“When companies set prices, I know they have to reflect the costs they face,” Bailey told the BBC.
“But what I’m trying to say, come on, is that when we set prices in the economy and people expect it, we do expect inflation to drop significantly this year. I just want to say, remember This,” he said.
Bailey went on to say that he has no evidence that the company is raising prices unnecessarily.
Bank of England hikes key interest rate to 4.25 )% from 4% on Thursday, a day after official data showed consumer price inflation in February The annual rate unexpectedly rose to 25.4%.
Bailey reiterated that the central bank expected inflation to fall sharply this year as the impact of last year’s sharp rise in energy prices disappeared from year-on-year price comparisons, and said he was “very relieved” that inflation was stable.
“Right now I do see encouraging signs. There is evidence of encouraging progress. But we have to be very vigilant in this regard,” he said. further up. “
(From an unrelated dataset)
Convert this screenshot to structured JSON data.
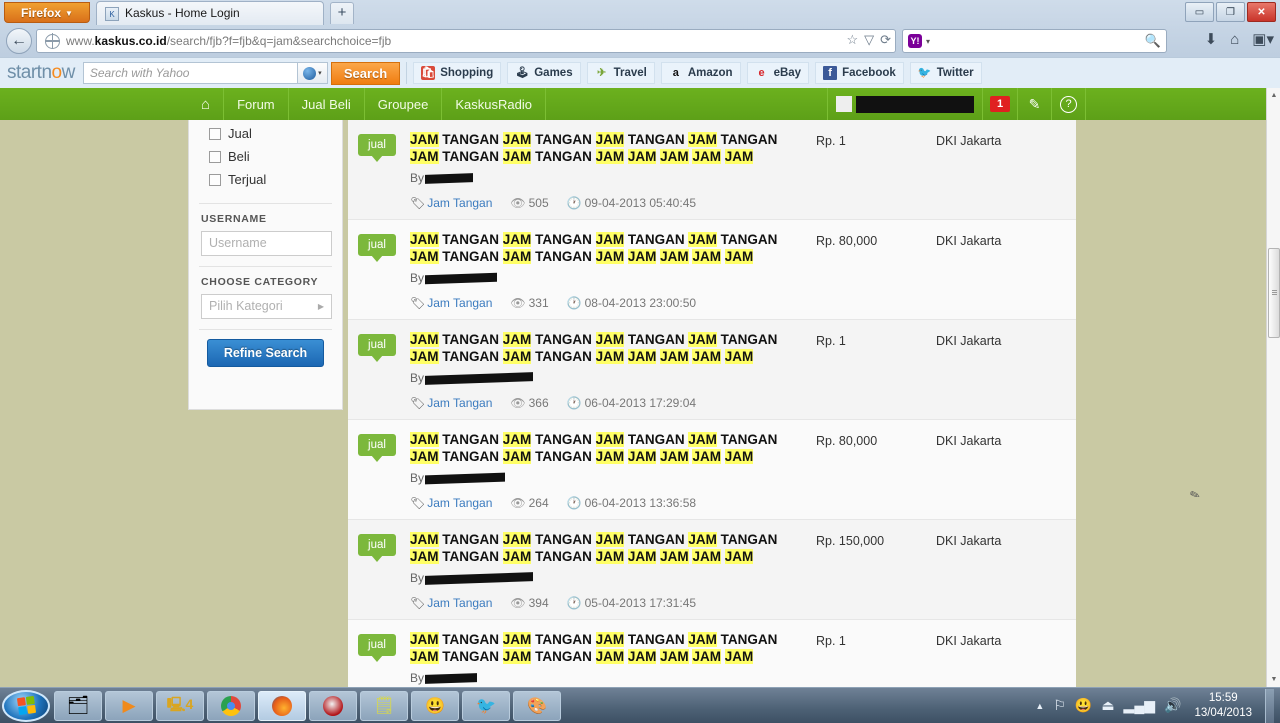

Financial markets on Friday expect the Bank of England to raise interest rates again this year, with rates peaking at 4.5%.
Bailey said last year that he was trying to secure wage growth He was criticized by unions after matching inflation would delay inflation back to its 2% target and shift the cost of higher inflation to those with less bargaining power.
On Thursday, Bank of England staff raised their short-term forecasts for the economy, predicting moderate growth in the three months to the end of June, rather than contraction.
Bailey said the UK economy had now avoided a Good chance for a recession.
“The growth outlook is better now, much better. I think it’s reasonable to say that we have a good chance of avoiding a recession this year,” he said. It did say that the forecast declines were small each quarter and a modest upward revision would be enough to break the quarter-over-quarter decline.